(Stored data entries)

====

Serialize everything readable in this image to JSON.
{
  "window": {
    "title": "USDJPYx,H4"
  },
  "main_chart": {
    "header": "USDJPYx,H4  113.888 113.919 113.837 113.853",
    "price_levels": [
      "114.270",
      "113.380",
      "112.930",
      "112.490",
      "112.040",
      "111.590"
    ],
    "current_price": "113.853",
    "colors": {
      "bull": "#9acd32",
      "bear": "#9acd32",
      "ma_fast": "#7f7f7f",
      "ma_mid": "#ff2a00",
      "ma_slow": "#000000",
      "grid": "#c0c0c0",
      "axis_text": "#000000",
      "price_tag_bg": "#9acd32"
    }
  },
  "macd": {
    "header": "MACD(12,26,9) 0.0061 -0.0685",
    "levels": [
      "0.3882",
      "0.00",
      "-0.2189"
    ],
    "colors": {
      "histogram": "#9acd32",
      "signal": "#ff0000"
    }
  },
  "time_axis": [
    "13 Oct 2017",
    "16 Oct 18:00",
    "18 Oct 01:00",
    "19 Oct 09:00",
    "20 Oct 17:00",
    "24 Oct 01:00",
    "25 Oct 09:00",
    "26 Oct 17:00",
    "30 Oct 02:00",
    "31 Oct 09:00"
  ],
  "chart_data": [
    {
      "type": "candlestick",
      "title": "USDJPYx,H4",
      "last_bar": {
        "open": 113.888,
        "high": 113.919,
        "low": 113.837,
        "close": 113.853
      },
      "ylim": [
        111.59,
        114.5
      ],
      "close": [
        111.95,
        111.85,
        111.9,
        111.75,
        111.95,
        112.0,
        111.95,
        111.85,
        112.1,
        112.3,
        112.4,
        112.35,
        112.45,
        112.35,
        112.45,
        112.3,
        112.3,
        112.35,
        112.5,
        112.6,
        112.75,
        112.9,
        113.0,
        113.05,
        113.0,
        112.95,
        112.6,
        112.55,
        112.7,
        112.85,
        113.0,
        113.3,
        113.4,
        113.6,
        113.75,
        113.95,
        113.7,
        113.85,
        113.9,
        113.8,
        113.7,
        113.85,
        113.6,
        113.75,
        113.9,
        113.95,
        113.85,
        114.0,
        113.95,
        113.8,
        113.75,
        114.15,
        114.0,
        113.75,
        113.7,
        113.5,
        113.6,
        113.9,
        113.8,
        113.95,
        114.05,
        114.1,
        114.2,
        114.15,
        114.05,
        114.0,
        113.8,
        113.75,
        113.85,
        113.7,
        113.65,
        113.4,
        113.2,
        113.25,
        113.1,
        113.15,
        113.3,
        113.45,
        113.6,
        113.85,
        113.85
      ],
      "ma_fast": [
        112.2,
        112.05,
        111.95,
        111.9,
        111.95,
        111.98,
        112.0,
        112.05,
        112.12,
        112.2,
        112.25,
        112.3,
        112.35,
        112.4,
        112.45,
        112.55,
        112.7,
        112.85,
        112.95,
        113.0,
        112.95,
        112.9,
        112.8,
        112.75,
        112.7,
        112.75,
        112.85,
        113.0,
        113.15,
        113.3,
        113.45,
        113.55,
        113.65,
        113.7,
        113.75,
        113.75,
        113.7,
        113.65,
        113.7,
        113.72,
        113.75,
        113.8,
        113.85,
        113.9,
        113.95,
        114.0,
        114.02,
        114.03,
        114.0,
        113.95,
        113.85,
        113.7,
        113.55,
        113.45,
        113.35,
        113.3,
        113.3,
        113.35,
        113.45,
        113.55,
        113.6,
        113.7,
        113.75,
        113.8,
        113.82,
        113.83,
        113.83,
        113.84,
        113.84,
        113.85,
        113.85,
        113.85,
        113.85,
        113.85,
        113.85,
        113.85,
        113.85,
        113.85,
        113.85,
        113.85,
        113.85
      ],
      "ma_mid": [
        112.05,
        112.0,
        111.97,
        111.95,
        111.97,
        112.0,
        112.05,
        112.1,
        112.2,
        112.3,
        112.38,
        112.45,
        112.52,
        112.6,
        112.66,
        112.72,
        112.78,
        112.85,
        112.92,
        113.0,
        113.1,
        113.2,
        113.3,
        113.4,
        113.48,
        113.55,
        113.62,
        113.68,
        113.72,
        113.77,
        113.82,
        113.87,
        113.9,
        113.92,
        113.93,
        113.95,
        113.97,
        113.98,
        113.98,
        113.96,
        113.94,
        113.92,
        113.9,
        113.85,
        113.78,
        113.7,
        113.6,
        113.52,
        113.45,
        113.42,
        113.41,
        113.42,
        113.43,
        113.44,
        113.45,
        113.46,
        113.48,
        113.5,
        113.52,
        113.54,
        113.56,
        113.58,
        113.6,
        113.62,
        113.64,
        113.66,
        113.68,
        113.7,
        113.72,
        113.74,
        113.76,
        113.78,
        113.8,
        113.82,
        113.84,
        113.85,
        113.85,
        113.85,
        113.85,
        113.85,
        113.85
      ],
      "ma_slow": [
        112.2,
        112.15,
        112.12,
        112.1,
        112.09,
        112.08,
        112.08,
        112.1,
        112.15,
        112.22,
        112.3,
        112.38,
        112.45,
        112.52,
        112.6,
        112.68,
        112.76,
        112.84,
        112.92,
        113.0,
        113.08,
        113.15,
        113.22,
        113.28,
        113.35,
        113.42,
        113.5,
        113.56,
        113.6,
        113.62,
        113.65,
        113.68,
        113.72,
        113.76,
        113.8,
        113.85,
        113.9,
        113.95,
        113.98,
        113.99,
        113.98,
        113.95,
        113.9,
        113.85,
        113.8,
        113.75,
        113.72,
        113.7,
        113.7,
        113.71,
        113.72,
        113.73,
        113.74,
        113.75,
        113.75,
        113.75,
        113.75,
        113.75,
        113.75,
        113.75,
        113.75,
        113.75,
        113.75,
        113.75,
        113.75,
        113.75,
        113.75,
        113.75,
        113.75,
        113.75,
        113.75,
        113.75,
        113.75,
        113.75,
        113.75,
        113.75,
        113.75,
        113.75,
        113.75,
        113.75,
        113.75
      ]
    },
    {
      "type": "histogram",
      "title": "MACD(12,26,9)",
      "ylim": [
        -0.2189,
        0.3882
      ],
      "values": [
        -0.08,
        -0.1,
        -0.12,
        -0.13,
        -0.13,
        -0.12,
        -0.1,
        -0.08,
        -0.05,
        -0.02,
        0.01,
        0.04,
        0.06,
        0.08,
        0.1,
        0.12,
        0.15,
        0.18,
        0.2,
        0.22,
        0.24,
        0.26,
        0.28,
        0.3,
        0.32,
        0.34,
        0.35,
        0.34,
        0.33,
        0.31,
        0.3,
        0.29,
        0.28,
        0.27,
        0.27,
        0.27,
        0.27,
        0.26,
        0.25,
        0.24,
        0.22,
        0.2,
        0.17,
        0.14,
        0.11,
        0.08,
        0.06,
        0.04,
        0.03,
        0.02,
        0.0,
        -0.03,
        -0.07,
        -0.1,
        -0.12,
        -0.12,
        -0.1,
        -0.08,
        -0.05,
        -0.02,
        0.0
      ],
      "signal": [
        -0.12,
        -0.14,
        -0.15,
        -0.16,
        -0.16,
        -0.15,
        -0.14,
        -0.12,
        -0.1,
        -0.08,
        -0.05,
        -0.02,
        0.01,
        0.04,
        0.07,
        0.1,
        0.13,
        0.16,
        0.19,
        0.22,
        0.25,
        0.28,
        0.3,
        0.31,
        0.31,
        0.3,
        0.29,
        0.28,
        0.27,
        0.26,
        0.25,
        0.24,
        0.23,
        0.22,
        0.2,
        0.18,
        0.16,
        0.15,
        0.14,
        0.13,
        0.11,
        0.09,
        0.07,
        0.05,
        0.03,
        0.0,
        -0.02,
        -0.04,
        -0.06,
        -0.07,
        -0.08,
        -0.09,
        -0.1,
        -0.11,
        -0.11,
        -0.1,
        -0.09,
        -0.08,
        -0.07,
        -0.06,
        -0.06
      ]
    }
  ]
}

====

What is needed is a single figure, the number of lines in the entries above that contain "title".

* Answer box
3